Dataset rows describing interfaces:
────────

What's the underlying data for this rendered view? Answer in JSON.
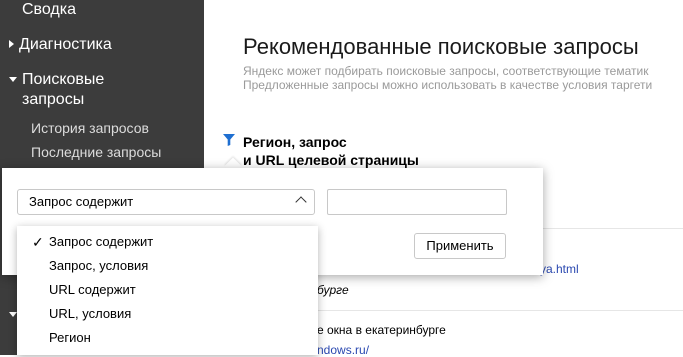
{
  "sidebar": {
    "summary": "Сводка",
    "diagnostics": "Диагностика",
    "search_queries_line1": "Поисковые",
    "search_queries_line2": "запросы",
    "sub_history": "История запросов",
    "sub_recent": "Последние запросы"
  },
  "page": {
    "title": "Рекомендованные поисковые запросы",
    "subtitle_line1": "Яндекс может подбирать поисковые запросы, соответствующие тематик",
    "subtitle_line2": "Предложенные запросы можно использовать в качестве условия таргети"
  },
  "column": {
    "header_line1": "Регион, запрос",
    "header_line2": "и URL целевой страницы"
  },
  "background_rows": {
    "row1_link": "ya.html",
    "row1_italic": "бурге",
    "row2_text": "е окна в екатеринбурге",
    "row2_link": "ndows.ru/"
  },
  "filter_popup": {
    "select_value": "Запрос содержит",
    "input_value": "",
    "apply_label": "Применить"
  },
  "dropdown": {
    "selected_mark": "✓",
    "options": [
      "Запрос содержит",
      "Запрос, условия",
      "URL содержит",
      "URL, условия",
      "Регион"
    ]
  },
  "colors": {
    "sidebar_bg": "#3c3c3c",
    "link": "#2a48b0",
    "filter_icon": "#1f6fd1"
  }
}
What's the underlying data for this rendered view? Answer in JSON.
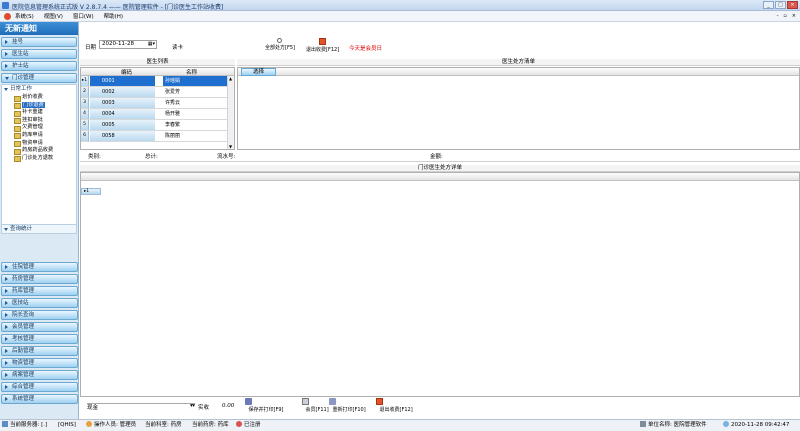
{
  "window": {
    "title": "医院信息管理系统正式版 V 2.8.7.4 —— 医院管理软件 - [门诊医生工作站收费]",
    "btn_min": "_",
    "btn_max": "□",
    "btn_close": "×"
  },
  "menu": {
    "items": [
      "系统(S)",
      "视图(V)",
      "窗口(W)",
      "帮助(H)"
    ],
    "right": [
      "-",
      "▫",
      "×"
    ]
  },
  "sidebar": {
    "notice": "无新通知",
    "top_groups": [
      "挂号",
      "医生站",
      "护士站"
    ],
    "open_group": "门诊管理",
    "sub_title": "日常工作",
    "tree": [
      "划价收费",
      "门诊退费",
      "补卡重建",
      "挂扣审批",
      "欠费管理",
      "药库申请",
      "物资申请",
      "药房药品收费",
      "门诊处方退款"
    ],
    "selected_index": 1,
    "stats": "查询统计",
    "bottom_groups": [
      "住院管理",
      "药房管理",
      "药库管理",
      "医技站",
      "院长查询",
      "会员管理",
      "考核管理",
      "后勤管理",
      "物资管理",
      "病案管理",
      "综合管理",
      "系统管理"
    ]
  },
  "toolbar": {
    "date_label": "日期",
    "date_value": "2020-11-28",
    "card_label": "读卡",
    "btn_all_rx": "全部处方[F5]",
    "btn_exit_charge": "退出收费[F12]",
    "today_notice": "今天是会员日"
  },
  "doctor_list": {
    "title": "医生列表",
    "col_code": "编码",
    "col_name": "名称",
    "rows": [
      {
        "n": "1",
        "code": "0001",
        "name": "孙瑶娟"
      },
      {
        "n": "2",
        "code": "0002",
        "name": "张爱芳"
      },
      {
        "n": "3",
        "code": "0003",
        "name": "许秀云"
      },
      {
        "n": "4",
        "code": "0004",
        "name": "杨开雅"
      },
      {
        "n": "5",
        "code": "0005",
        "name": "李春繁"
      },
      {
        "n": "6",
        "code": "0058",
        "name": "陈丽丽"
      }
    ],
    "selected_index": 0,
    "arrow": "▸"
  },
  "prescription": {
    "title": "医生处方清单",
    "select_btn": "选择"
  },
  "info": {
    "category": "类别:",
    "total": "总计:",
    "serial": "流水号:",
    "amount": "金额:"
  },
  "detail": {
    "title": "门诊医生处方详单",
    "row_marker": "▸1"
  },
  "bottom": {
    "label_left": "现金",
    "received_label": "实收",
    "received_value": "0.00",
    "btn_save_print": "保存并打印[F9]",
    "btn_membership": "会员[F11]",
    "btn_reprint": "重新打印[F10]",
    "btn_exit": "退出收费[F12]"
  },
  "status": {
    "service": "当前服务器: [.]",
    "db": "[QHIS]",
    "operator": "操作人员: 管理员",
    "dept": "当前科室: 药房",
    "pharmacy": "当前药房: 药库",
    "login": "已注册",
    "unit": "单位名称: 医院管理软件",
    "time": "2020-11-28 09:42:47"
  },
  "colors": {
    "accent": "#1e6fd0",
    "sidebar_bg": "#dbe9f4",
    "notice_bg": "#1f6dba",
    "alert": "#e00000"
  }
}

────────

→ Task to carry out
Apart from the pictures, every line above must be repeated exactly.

→ Your solution
What's the underlying data for this rendered view? Answer in JSON.
{
  "sidebar": {
    "summary": "Сводка",
    "diagnostics": "Диагностика",
    "search_queries_line1": "Поисковые",
    "search_queries_line2": "запросы",
    "sub_history": "История запросов",
    "sub_recent": "Последние запросы"
  },
  "page": {
    "title": "Рекомендованные поисковые запросы",
    "subtitle_line1": "Яндекс может подбирать поисковые запросы, соответствующие тематик",
    "subtitle_line2": "Предложенные запросы можно использовать в качестве условия таргети"
  },
  "column": {
    "header_line1": "Регион, запрос",
    "header_line2": "и URL целевой страницы"
  },
  "background_rows": {
    "row1_link": "ya.html",
    "row1_italic": "бурге",
    "row2_text": "е окна в екатеринбурге",
    "row2_link": "ndows.ru/"
  },
  "filter_popup": {
    "select_value": "Запрос содержит",
    "input_value": "",
    "apply_label": "Применить"
  },
  "dropdown": {
    "selected_mark": "✓",
    "options": [
      "Запрос содержит",
      "Запрос, условия",
      "URL содержит",
      "URL, условия",
      "Регион"
    ]
  },
  "colors": {
    "sidebar_bg": "#3c3c3c",
    "link": "#2a48b0",
    "filter_icon": "#1f6fd1"
  }
}
What's the underlying data for this rendered view? Answer in JSON.
{
  "window": {
    "title": "医院信息管理系统正式版 V 2.8.7.4 —— 医院管理软件 - [门诊医生工作站收费]",
    "btn_min": "_",
    "btn_max": "□",
    "btn_close": "×"
  },
  "menu": {
    "items": [
      "系统(S)",
      "视图(V)",
      "窗口(W)",
      "帮助(H)"
    ],
    "right": [
      "-",
      "▫",
      "×"
    ]
  },
  "sidebar": {
    "notice": "无新通知",
    "top_groups": [
      "挂号",
      "医生站",
      "护士站"
    ],
    "open_group": "门诊管理",
    "sub_title": "日常工作",
    "tree": [
      "划价收费",
      "门诊退费",
      "补卡重建",
      "挂扣审批",
      "欠费管理",
      "药库申请",
      "物资申请",
      "药房药品收费",
      "门诊处方退款"
    ],
    "selected_index": 1,
    "stats": "查询统计",
    "bottom_groups": [
      "住院管理",
      "药房管理",
      "药库管理",
      "医技站",
      "院长查询",
      "会员管理",
      "考核管理",
      "后勤管理",
      "物资管理",
      "病案管理",
      "综合管理",
      "系统管理"
    ]
  },
  "toolbar": {
    "date_label": "日期",
    "date_value": "2020-11-28",
    "card_label": "读卡",
    "btn_all_rx": "全部处方[F5]",
    "btn_exit_charge": "退出收费[F12]",
    "today_notice": "今天是会员日"
  },
  "doctor_list": {
    "title": "医生列表",
    "col_code": "编码",
    "col_name": "名称",
    "rows": [
      {
        "n": "1",
        "code": "0001",
        "name": "孙瑶娟"
      },
      {
        "n": "2",
        "code": "0002",
        "name": "张爱芳"
      },
      {
        "n": "3",
        "code": "0003",
        "name": "许秀云"
      },
      {
        "n": "4",
        "code": "0004",
        "name": "杨开雅"
      },
      {
        "n": "5",
        "code": "0005",
        "name": "李春繁"
      },
      {
        "n": "6",
        "code": "0058",
        "name": "陈丽丽"
      }
    ],
    "selected_index": 0,
    "arrow": "▸"
  },
  "prescription": {
    "title": "医生处方清单",
    "select_btn": "选择"
  },
  "info": {
    "category": "类别:",
    "total": "总计:",
    "serial": "流水号:",
    "amount": "金额:"
  },
  "detail": {
    "title": "门诊医生处方详单",
    "row_marker": "▸1"
  },
  "bottom": {
    "label_left": "现金",
    "received_label": "实收",
    "received_value": "0.00",
    "btn_save_print": "保存并打印[F9]",
    "btn_membership": "会员[F11]",
    "btn_reprint": "重新打印[F10]",
    "btn_exit": "退出收费[F12]"
  },
  "status": {
    "service": "当前服务器: [.]",
    "db": "[QHIS]",
    "operator": "操作人员: 管理员",
    "dept": "当前科室: 药房",
    "pharmacy": "当前药房: 药库",
    "login": "已注册",
    "unit": "单位名称: 医院管理软件",
    "time": "2020-11-28 09:42:47"
  },
  "colors": {
    "accent": "#1e6fd0",
    "sidebar_bg": "#dbe9f4",
    "notice_bg": "#1f6dba",
    "alert": "#e00000"
  }
}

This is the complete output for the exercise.